Nezhukumatathil is the author of three books of poetry: “Lucky Fish” (2011), winner of the Hoffer Grand Prize for Prose and Independent Books; “At the Drive-In Volcano” (2007); and “Miracle Fruit” (2003). Lucky Fish also won the gold medal in poetry for the Independent Publishers Book Awards and was featured in the New York Times and on the PBS NewsHour’s “Art Beat.” Poems from this collection were also awarded an NEA Fellowship in poetry, the Glenna Luschia Prize from Prairie Schooner, and the Angoff Award from The Literary Review for the best poems appearing that volume year. At the Drive-In Volcano was awarded the Balcones Prize, which honors an outstanding collection published the previous year. Miracle Fruit won ForeWord Magazine’s Book of the Year Award in poetry, and the Global Filipino Literary Award.

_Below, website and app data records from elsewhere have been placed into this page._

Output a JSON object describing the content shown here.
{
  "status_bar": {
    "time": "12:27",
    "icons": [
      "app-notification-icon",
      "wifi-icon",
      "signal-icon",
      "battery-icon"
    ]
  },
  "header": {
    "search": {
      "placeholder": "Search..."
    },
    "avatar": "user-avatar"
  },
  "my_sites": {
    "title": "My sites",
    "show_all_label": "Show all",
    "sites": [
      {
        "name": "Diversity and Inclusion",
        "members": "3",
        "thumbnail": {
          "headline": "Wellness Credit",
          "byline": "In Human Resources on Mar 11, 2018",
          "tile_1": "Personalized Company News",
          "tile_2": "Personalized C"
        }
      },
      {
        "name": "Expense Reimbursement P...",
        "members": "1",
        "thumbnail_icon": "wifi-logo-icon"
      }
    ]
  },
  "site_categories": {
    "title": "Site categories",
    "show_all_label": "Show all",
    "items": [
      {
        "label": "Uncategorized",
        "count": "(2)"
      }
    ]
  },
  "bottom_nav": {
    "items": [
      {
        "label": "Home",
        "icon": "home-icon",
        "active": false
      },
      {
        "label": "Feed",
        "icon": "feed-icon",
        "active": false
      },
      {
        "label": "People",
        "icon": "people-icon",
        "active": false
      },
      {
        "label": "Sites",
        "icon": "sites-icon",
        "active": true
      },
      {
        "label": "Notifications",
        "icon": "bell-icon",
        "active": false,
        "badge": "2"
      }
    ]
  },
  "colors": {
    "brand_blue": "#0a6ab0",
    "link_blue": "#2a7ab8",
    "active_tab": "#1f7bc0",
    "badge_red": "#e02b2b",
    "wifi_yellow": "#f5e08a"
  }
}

Other awards for her writing include the Pushcart Prize, a poetry fellowship to the Wisconsin Institute for Creative Writing, the Boatwright Prize from Shenandoah, and the Richard Hugo Prize from Poetry Northwest. Nezhukumatathil is a Professor of English at State University of New York-Fredonia where she was awarded the Chancellor’s Medal of Excellence.
Continuing the Festival on Tuesday will be Rogers, Olson, Ormiston, Hunter, and DeLanoy.
Rogers founded Bright Hill Press with Ernest Fishman in 1992 in Treadwell, where she has curated hundreds of poetry and prose readings, including the regular “Word Thursdays” series. Her poems have appeared widely in journals and anthologies, in chapbooks, and in full-length collections including “Heart Turned Back” (Salmon, Ireland, 2010), and the forthcoming “Wild” (Salmon, Ireland, 2015). Her translation of “Beowulf” was published in 2000, and her translation of the Anglo-Saxon Riddle-Poems from the Exeter Book, “Uncommon Creatures, Singing Things,” is forthcoming. She has won writing and visual arts awards and residency fellowships to the MacDowell Colony, the Rockefeller Brothers Potantico Hills Residency program, Hedgebrook, and Hawthornden International Writers Retreat.